Fred Biletnikoff at an autograph show in 2003|
Fred Biletnikoff at an autograph show in 2003
No. 14, 25
Date of birth: February 23 1943|
|College: Florida State|
|NFL Draft: 1965 / Round: 3 / Pick: 39|
|Debuted in 1965 for the Oakland Raiders|
|Last played in 1978 for the Oakland Raiders|
|Made coaching debut in 1980 for the Montreal Alouettes|
|Last coached in 2006 for the Oakland Raiders|
Career highlights and awards
Career NFL statistics
|Pro Football Hall of Fame|
|College Football Hall of Fame|
Frederick S. "Fred" Biletnikoff (born February 23, 1943) is a former American football wide receiver and coach. He spent the majority of his professional playing and coaching days with the Oakland Raiders. Biletnikoff retired as an NFL player after the 1978 season, and played one additional season in the Canadian Football League for the Montreal Alouettes.
Early years[edit | edit source]
Biletnikoff was born and raised in Erie, Pennsylvania, by Russian parents who emigrated to the US during the Russian Civil War. In Erie, he attended what was then Technical Memorial High School and is now Central Tech. The Central Tech field is now named Fred Biletnikoff athletic field.
Turning down other notable offers Biletnikoff chose Florida State University, where he was a member of the Lambda Chi Alpha Fraternity.
Playing career[edit | edit source]
Biletnikoff was the first consensus All-American to play for Florida State University. After graduating from Florida State he was drafted by the Oakland Raiders in the second round of the American Football League draft and Detroit Lions in the third round. Biletnikoff signed with the Raiders where he played until retiring at the end of the 1978 season. He also played one season (1980) with the Montreal Alouettes of the Canadian Football League.
In high school he excelled in football, basketball, baseball and track and field earning 1st team recognition his senior year on Pennsylvania's all-state football and basketball teams. He was later honored along with other HS football greats Tony Dorsett, Joe Montana and Mike Ditka to the all-time 1st team Pennsylvania football team.
At Florida State, Biletnikoff missed several games his first varsity season (as a sophomore -- freshmen were not eligible) with a broken foot. He played on both sides of the ball his junior season leading the team in receptions and interceptions taking an interception the length of the field for a touchdown (99 yards off a pass thrown by George Mira, one of the best quarterbacks ever to play for the Miami Hurricanes), a record that held until another NFL Hall of Famer, Deion Sanders, broke the record by one yard.
He was famous for using liberal quantities of Stickum on his hands to improve his chances of catching a pass.
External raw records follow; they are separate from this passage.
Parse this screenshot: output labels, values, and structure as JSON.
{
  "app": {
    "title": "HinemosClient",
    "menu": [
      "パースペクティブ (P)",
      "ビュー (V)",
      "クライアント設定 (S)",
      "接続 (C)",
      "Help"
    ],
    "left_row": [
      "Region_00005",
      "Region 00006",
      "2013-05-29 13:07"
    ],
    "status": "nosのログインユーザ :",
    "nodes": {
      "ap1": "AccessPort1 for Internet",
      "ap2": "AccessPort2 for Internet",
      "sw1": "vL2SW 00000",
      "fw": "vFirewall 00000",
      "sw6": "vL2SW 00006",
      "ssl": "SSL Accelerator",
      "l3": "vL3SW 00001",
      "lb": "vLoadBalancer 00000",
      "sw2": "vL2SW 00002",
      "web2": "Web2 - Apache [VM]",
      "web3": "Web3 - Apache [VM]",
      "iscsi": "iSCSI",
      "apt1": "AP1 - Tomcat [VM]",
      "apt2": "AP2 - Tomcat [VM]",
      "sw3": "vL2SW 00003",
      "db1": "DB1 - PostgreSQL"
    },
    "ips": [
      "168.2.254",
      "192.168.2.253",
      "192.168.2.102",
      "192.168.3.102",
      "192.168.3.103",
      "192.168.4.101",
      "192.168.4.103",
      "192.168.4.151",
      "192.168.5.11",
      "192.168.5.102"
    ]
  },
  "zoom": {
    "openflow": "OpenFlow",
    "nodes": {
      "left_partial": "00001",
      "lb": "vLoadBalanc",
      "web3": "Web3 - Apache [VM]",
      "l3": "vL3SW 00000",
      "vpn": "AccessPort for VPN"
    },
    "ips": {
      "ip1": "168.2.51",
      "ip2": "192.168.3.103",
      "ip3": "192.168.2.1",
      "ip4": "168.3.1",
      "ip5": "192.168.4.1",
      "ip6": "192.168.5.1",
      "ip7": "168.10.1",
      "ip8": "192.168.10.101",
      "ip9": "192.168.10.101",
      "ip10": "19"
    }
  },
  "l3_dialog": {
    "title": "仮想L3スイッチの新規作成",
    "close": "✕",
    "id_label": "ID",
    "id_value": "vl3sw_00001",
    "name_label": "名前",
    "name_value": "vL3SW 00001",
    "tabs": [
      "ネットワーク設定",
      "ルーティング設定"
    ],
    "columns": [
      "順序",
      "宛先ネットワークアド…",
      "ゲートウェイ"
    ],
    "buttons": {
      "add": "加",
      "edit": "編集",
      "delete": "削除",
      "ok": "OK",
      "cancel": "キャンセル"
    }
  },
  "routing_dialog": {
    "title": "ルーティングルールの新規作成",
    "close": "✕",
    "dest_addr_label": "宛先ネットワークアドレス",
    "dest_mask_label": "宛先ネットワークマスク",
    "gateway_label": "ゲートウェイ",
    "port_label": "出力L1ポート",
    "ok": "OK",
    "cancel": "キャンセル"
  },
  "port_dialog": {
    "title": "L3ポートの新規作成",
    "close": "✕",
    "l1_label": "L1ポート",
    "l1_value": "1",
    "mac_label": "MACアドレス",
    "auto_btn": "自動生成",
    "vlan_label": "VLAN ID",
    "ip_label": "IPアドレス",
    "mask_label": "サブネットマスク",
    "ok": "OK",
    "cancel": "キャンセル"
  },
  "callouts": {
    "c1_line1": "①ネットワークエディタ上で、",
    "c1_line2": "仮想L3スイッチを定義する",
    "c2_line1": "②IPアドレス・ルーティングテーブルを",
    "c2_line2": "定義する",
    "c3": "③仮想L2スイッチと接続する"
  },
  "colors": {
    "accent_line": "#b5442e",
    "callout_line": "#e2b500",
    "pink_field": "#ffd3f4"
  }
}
Biletnikoff's NFL career total of 589 receptions and record 10 straight seasons of 40 or more receptions is even more impressive when it is taken in account that he played most of his career when teams' emphasized running the ball over passing it down field and 13 of his seasons where played in 14 game regular seasons. He played in the second AFL-NFL World Championship game and in Super Bowl XI, in which he was named MVP. In 1969, he was selected to the Sporting News AFL All-League Team. He also played in three American Football League title games, two American Football League All-Star games, five AFC Championships, and four AFC–NFC Pro Bowls.
Coaching career[edit | edit source]
Biletnikoff began his career in coaching soon after his retirement from playing. He served on the coaching staff of the Orange Glen High School (1982), Palomar College (1983), Diablo Valley College (1984), Oakland Invaders (1985), Arizona Wranglers (1986) and Calgary Stampeders (1987–88).
On January 31, 2007 Biletnikoff retired as the wide receivers coach for the Oakland Raiders, which had been his role for 10 seasons. His retirement ended an 18 year coaching career with the Raiders.
Fred Biletnikoff, Jr. is currently the Offensive Coordinator/Assistant Head Coach of the Arena Football League team, the Spokane Shock. Biletnikoff was inducted into the Pro Football Hall of Fame in 1988 and was voted into the College Football Hall of Fame in 1991. The Fred Biletnikoff Award, awarded annually to the best wide receiver in college football since 1994, was named in his honor. In 1999, Biletnikoff was ranked number 94 on The Sporting News' list of the "100 Greatest Football Players".
Awards[edit | edit source]
1978 – Fred Biletnikoff Award